Material shown section start

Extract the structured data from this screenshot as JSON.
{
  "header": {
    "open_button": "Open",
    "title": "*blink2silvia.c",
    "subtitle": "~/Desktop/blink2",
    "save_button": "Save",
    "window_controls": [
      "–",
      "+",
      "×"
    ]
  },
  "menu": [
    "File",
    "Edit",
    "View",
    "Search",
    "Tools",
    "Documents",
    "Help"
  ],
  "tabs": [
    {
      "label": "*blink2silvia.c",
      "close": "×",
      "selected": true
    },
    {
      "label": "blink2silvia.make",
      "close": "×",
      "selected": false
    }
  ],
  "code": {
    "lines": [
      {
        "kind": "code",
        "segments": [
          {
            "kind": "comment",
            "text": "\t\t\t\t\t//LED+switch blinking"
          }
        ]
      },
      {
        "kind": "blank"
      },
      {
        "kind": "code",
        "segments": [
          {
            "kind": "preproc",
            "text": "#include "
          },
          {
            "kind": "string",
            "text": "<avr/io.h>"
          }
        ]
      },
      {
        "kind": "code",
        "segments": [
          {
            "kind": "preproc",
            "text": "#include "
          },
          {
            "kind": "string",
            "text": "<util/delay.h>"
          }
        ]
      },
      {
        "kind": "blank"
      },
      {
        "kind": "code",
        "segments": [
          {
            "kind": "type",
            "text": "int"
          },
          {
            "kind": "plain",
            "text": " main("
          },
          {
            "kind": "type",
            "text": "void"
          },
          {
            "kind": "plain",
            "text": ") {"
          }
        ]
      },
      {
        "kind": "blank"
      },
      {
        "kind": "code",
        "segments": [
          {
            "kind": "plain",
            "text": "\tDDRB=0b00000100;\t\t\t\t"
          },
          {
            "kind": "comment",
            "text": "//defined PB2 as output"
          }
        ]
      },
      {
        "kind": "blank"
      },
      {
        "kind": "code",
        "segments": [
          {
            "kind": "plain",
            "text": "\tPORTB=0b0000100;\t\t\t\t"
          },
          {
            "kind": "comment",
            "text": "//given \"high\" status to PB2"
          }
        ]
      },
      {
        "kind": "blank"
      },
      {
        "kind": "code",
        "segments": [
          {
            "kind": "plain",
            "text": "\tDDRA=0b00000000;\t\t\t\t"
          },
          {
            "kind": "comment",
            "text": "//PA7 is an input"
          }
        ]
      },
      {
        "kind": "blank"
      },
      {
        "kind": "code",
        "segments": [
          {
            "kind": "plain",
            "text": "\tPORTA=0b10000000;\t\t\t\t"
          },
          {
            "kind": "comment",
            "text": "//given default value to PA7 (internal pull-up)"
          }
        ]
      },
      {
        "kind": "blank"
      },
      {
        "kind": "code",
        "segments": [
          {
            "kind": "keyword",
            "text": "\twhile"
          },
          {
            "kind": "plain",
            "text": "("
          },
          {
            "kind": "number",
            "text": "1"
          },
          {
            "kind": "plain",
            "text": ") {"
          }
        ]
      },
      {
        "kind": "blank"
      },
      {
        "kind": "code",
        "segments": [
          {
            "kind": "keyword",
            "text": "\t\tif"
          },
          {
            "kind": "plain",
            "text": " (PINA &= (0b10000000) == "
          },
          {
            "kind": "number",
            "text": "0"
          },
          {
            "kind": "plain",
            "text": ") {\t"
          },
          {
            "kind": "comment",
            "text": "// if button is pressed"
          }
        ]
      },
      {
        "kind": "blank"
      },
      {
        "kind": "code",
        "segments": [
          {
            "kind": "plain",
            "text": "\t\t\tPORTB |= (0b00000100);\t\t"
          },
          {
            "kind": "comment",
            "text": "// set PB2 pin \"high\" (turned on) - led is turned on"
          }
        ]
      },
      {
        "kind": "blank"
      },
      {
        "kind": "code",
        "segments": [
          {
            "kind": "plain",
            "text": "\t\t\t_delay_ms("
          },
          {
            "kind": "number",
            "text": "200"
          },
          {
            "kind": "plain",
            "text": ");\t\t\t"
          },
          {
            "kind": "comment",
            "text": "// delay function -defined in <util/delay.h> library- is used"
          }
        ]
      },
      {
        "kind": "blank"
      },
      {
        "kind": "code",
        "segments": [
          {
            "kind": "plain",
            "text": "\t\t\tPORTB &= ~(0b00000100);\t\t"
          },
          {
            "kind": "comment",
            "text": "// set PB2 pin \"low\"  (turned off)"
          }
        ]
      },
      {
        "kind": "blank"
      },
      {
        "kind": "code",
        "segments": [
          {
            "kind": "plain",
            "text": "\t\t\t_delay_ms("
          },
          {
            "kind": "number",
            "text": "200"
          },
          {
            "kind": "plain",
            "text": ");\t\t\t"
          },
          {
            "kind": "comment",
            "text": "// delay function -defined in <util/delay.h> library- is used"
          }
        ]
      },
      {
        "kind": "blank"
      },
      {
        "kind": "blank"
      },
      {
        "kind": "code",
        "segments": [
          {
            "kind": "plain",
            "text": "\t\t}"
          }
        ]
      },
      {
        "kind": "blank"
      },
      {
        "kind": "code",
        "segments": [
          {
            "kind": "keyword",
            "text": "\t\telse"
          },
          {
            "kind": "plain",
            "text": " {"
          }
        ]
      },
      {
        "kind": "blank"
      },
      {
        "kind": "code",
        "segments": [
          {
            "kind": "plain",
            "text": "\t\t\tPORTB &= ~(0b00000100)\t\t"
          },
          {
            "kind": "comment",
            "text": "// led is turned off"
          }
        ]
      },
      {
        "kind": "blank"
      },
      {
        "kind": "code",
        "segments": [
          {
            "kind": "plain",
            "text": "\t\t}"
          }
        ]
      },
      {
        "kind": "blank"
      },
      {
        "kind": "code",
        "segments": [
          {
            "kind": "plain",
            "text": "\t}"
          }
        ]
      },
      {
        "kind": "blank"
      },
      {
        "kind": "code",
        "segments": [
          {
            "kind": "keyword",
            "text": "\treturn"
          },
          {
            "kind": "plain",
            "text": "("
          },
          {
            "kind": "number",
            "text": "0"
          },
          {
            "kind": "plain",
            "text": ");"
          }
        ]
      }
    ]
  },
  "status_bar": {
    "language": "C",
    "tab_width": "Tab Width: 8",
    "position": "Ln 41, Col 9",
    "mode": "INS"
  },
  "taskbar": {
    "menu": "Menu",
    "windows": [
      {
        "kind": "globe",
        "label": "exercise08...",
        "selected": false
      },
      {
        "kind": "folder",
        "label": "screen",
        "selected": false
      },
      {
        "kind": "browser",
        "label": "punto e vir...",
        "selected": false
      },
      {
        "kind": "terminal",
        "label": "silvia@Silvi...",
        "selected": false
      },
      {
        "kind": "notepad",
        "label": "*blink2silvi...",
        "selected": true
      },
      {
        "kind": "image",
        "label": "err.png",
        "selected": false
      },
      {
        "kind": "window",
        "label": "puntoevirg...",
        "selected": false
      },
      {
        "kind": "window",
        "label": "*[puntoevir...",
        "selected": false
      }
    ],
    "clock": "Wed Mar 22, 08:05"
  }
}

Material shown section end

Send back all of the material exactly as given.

Extract the structured data from this screenshot as JSON.
{
  "header": {
    "open_button": "Open",
    "title": "*blink2silvia.c",
    "subtitle": "~/Desktop/blink2",
    "save_button": "Save",
    "window_controls": [
      "–",
      "+",
      "×"
    ]
  },
  "menu": [
    "File",
    "Edit",
    "View",
    "Search",
    "Tools",
    "Documents",
    "Help"
  ],
  "tabs": [
    {
      "label": "*blink2silvia.c",
      "close": "×",
      "selected": true
    },
    {
      "label": "blink2silvia.make",
      "close": "×",
      "selected": false
    }
  ],
  "code": {
    "lines": [
      {
        "kind": "code",
        "segments": [
          {
            "kind": "comment",
            "text": "\t\t\t\t\t//LED+switch blinking"
          }
        ]
      },
      {
        "kind": "blank"
      },
      {
        "kind": "code",
        "segments": [
          {
            "kind": "preproc",
            "text": "#include "
          },
          {
            "kind": "string",
            "text": "<avr/io.h>"
          }
        ]
      },
      {
        "kind": "code",
        "segments": [
          {
            "kind": "preproc",
            "text": "#include "
          },
          {
            "kind": "string",
            "text": "<util/delay.h>"
          }
        ]
      },
      {
        "kind": "blank"
      },
      {
        "kind": "code",
        "segments": [
          {
            "kind": "type",
            "text": "int"
          },
          {
            "kind": "plain",
            "text": " main("
          },
          {
            "kind": "type",
            "text": "void"
          },
          {
            "kind": "plain",
            "text": ") {"
          }
        ]
      },
      {
        "kind": "blank"
      },
      {
        "kind": "code",
        "segments": [
          {
            "kind": "plain",
            "text": "\tDDRB=0b00000100;\t\t\t\t"
          },
          {
            "kind": "comment",
            "text": "//defined PB2 as output"
          }
        ]
      },
      {
        "kind": "blank"
      },
      {
        "kind": "code",
        "segments": [
          {
            "kind": "plain",
            "text": "\tPORTB=0b0000100;\t\t\t\t"
          },
          {
            "kind": "comment",
            "text": "//given \"high\" status to PB2"
          }
        ]
      },
      {
        "kind": "blank"
      },
      {
        "kind": "code",
        "segments": [
          {
            "kind": "plain",
            "text": "\tDDRA=0b00000000;\t\t\t\t"
          },
          {
            "kind": "comment",
            "text": "//PA7 is an input"
          }
        ]
      },
      {
        "kind": "blank"
      },
      {
        "kind": "code",
        "segments": [
          {
            "kind": "plain",
            "text": "\tPORTA=0b10000000;\t\t\t\t"
          },
          {
            "kind": "comment",
            "text": "//given default value to PA7 (internal pull-up)"
          }
        ]
      },
      {
        "kind": "blank"
      },
      {
        "kind": "code",
        "segments": [
          {
            "kind": "keyword",
            "text": "\twhile"
          },
          {
            "kind": "plain",
            "text": "("
          },
          {
            "kind": "number",
            "text": "1"
          },
          {
            "kind": "plain",
            "text": ") {"
          }
        ]
      },
      {
        "kind": "blank"
      },
      {
        "kind": "code",
        "segments": [
          {
            "kind": "keyword",
            "text": "\t\tif"
          },
          {
            "kind": "plain",
            "text": " (PINA &= (0b10000000) == "
          },
          {
            "kind": "number",
            "text": "0"
          },
          {
            "kind": "plain",
            "text": ") {\t"
          },
          {
            "kind": "comment",
            "text": "// if button is pressed"
          }
        ]
      },
      {
        "kind": "blank"
      },
      {
        "kind": "code",
        "segments": [
          {
            "kind": "plain",
            "text": "\t\t\tPORTB |= (0b00000100);\t\t"
          },
          {
            "kind": "comment",
            "text": "// set PB2 pin \"high\" (turned on) - led is turned on"
          }
        ]
      },
      {
        "kind": "blank"
      },
      {
        "kind": "code",
        "segments": [
          {
            "kind": "plain",
            "text": "\t\t\t_delay_ms("
          },
          {
            "kind": "number",
            "text": "200"
          },
          {
            "kind": "plain",
            "text": ");\t\t\t"
          },
          {
            "kind": "comment",
            "text": "// delay function -defined in <util/delay.h> library- is used"
          }
        ]
      },
      {
        "kind": "blank"
      },
      {
        "kind": "code",
        "segments": [
          {
            "kind": "plain",
            "text": "\t\t\tPORTB &= ~(0b00000100);\t\t"
          },
          {
            "kind": "comment",
            "text": "// set PB2 pin \"low\"  (turned off)"
          }
        ]
      },
      {
        "kind": "blank"
      },
      {
        "kind": "code",
        "segments": [
          {
            "kind": "plain",
            "text": "\t\t\t_delay_ms("
          },
          {
            "kind": "number",
            "text": "200"
          },
          {
            "kind": "plain",
            "text": ");\t\t\t"
          },
          {
            "kind": "comment",
            "text": "// delay function -defined in <util/delay.h> library- is used"
          }
        ]
      },
      {
        "kind": "blank"
      },
      {
        "kind": "blank"
      },
      {
        "kind": "code",
        "segments": [
          {
            "kind": "plain",
            "text": "\t\t}"
          }
        ]
      },
      {
        "kind": "blank"
      },
      {
        "kind": "code",
        "segments": [
          {
            "kind": "keyword",
            "text": "\t\telse"
          },
          {
            "kind": "plain",
            "text": " {"
          }
        ]
      },
      {
        "kind": "blank"
      },
      {
        "kind": "code",
        "segments": [
          {
            "kind": "plain",
            "text": "\t\t\tPORTB &= ~(0b00000100)\t\t"
          },
          {
            "kind": "comment",
            "text": "// led is turned off"
          }
        ]
      },
      {
        "kind": "blank"
      },
      {
        "kind": "code",
        "segments": [
          {
            "kind": "plain",
            "text": "\t\t}"
          }
        ]
      },
      {
        "kind": "blank"
      },
      {
        "kind": "code",
        "segments": [
          {
            "kind": "plain",
            "text": "\t}"
          }
        ]
      },
      {
        "kind": "blank"
      },
      {
        "kind": "code",
        "segments": [
          {
            "kind": "keyword",
            "text": "\treturn"
          },
          {
            "kind": "plain",
            "text": "("
          },
          {
            "kind": "number",
            "text": "0"
          },
          {
            "kind": "plain",
            "text": ");"
          }
        ]
      }
    ]
  },
  "status_bar": {
    "language": "C",
    "tab_width": "Tab Width: 8",
    "position": "Ln 41, Col 9",
    "mode": "INS"
  },
  "taskbar": {
    "menu": "Menu",
    "windows": [
      {
        "kind": "globe",
        "label": "exercise08...",
        "selected": false
      },
      {
        "kind": "folder",
        "label": "screen",
        "selected": false
      },
      {
        "kind": "browser",
        "label": "punto e vir...",
        "selected": false
      },
      {
        "kind": "terminal",
        "label": "silvia@Silvi...",
        "selected": false
      },
      {
        "kind": "notepad",
        "label": "*blink2silvi...",
        "selected": true
      },
      {
        "kind": "image",
        "label": "err.png",
        "selected": false
      },
      {
        "kind": "window",
        "label": "puntoevirg...",
        "selected": false
      },
      {
        "kind": "window",
        "label": "*[puntoevir...",
        "selected": false
      }
    ],
    "clock": "Wed Mar 22, 08:05"
  }
}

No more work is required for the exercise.